Task requirements:
Every line containing the string "chevron" should be returned from the records.

Items from an interface collection:

<<<<

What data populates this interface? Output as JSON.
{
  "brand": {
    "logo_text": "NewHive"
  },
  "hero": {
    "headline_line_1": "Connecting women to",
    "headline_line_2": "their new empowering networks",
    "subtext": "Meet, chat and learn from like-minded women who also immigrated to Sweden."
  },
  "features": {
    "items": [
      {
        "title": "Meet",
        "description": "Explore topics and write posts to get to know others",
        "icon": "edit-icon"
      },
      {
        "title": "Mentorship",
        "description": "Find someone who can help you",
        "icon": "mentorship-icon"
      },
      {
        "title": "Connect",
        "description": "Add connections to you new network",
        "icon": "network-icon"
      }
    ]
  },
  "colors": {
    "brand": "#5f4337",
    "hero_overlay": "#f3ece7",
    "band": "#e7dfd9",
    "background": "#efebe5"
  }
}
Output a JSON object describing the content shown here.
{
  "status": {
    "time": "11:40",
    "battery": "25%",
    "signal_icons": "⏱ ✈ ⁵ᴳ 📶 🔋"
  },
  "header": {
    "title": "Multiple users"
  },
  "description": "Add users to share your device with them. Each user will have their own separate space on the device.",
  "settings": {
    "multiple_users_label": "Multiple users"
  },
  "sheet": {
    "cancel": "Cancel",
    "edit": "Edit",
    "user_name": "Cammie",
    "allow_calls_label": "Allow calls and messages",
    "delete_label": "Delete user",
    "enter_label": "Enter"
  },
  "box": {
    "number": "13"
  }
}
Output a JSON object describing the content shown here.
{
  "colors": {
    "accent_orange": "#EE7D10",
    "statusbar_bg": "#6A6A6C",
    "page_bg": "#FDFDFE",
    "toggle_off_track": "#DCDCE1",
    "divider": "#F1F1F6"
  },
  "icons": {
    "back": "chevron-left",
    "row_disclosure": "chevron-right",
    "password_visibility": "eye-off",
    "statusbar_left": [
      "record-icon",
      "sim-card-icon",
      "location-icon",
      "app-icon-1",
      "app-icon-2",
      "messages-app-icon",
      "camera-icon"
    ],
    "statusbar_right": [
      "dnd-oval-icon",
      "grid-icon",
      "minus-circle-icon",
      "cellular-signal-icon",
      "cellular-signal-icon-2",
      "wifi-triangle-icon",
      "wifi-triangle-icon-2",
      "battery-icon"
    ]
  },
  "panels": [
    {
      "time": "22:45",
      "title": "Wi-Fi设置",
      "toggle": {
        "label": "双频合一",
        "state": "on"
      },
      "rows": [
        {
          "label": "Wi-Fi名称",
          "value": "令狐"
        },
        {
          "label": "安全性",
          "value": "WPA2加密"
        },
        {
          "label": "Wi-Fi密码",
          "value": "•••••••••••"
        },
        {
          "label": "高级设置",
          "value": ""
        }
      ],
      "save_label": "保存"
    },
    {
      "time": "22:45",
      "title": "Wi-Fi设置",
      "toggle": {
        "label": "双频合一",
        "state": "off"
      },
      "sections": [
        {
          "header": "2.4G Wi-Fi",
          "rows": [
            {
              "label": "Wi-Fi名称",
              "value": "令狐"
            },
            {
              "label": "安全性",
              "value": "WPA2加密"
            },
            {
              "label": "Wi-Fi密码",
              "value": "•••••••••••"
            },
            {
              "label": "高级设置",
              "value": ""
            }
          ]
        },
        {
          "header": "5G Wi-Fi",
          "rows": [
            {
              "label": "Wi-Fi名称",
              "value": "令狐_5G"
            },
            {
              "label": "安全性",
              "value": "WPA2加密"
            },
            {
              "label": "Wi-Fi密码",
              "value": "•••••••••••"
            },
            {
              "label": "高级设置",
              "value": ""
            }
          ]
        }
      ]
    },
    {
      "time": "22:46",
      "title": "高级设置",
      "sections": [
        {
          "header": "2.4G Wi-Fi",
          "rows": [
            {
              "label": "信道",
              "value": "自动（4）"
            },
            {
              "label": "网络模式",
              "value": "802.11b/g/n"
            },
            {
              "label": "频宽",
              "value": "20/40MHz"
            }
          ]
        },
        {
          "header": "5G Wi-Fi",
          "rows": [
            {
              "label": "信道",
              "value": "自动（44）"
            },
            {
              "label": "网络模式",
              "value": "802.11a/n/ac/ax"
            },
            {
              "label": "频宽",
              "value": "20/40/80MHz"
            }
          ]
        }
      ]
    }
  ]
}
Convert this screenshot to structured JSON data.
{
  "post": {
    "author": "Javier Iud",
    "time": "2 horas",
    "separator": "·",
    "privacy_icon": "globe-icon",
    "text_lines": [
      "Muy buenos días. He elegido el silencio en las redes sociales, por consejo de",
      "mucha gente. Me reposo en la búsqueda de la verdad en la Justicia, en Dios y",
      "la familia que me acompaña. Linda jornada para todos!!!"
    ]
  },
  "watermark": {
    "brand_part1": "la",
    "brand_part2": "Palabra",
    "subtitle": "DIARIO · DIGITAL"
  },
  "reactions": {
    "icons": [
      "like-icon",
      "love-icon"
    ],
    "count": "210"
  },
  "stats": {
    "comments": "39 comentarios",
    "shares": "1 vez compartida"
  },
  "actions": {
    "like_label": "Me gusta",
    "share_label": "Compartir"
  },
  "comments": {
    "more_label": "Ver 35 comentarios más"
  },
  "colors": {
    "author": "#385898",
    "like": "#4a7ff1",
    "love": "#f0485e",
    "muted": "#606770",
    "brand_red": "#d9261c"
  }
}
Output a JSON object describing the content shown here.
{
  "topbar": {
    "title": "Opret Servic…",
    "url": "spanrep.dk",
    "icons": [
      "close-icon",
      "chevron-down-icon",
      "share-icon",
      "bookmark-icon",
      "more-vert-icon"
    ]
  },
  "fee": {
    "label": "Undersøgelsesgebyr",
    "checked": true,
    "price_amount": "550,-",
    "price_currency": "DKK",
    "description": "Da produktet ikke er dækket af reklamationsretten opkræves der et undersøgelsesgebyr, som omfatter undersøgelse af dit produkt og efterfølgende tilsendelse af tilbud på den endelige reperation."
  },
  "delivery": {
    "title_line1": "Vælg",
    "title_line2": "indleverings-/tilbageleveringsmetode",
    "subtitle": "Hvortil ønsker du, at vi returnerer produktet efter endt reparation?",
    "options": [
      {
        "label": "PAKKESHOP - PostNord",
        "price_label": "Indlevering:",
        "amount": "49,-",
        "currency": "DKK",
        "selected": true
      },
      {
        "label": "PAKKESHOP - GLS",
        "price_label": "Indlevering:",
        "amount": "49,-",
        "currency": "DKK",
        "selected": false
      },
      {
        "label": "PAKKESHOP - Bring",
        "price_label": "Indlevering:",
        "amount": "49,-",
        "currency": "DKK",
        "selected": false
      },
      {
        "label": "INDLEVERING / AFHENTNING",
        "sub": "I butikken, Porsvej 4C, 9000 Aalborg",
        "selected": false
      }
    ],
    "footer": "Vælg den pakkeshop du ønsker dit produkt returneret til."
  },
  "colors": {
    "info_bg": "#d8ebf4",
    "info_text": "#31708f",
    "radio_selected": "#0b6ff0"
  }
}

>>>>

Output of the exercise:
    "back": "chevron-left",
    "row_disclosure": "chevron-right",
      "chevron-down-icon",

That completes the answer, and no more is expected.